Nicky has met with disabled constituents to hear more about this issue and to give her backing to disability charity Leonard Cheshire's 'Lets Get On Board' campaign which is calling for stations to be made step-free.

Nicky said: "Everyone has the right to get to work and visit their friends and family as they choose, but the lack of step-free access at train stations is barring disabled people from travelling independently, including here at Sileby.

"I will be making representations to Network Rail and East Midlands Trains to press the case for Sileby to become step-free"

Many disabled people also face difficulties planning travel, due to the unclear information on step-free access from National Rail.

Even at stations with step-free access, often a ramp is still needed to get from the platform to the train. This needs extra assistance, which is not always available, making it impossible for disabled people to travel spontaneously.

Vinny comments on the challenges he faces when travelling by train: “I would like to rely on trains more to get around. But I can’t physically get into some stations and transferring between trains is often very difficult.

“Steps are a really big issue for me. It means you have to consider which jobs to go for, because some are just not an option. If someone offered you a promotion and you think there’s a train station around the corner, but then you scope it out and it’s actually too far or there are steps, then it will make the difference between going for the job or not.”

The latest findings follow research by Leonard Cheshire earlier this year that more than a third (35%) of working age disabled people have experienced problems using trains in the last year as a result of their disability.

Leonard Cheshire is campaigning for the government and rail operators to make all stations fit for use by disabled people – this includes making sure every station has step-free access from the station to the train.

The charity is calling on people across the country to write to their local rail operating providers to fulfil their duty to disabled passengers and provide step-free access at their train stations.

Neil Heslop, chief executive of Leonard Cheshire, said: “Poor public transport is forcing disabled people to miss out on every day events which others take for granted – from employment opportunities to social events.

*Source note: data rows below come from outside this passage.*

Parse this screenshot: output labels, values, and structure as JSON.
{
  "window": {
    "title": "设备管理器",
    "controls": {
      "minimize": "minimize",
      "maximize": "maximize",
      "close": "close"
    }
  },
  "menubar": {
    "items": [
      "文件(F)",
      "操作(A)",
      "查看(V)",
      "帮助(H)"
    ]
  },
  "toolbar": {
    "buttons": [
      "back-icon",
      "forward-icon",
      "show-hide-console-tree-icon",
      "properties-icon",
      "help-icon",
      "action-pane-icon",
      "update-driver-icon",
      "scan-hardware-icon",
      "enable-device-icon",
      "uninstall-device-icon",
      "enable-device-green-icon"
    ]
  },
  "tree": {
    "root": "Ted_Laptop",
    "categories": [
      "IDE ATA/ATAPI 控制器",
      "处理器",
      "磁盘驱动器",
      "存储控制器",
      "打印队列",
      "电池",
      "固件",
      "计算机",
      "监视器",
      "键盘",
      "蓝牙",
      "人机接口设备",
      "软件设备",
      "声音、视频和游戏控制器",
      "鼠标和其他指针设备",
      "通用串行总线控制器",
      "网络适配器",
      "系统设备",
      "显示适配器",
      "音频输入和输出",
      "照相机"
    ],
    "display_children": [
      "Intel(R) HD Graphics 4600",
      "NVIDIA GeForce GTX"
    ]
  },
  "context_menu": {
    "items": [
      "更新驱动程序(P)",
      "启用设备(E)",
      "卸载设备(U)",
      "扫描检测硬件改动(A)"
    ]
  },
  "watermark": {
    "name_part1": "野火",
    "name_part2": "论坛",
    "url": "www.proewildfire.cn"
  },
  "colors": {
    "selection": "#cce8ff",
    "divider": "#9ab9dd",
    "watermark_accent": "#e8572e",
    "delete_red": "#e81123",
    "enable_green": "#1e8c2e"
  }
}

“Disabled people cannot continue to put their lives on hold. Rail operators must make it their absolute priority to ensure that their train stations have step-free access, so that all their customers can travel as they choose.”